TASK DIRECTIONS → Find how many lines of the following entries contain "swap". Reply with the number alone.

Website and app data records

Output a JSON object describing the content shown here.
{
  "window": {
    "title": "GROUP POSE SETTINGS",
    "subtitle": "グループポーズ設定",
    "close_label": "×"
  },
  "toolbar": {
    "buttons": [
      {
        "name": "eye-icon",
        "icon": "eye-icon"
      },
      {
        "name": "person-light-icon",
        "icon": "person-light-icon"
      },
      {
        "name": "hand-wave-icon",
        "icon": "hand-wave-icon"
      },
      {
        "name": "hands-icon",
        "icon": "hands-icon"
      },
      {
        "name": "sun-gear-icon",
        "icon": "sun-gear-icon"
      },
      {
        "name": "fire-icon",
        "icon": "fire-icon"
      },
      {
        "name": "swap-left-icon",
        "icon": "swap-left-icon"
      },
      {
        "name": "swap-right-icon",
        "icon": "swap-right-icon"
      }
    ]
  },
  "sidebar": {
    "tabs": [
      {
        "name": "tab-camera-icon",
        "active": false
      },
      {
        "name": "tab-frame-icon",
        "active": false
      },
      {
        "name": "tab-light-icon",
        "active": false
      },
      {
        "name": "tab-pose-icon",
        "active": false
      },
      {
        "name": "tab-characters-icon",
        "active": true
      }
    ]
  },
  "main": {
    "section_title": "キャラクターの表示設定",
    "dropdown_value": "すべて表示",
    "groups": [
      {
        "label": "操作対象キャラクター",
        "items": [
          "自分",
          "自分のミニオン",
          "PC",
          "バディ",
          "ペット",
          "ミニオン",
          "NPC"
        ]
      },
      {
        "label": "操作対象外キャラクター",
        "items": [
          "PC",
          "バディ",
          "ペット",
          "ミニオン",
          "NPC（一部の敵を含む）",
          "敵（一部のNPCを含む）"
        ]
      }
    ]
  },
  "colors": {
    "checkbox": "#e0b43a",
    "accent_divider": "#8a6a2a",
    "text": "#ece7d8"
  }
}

REPLY → 4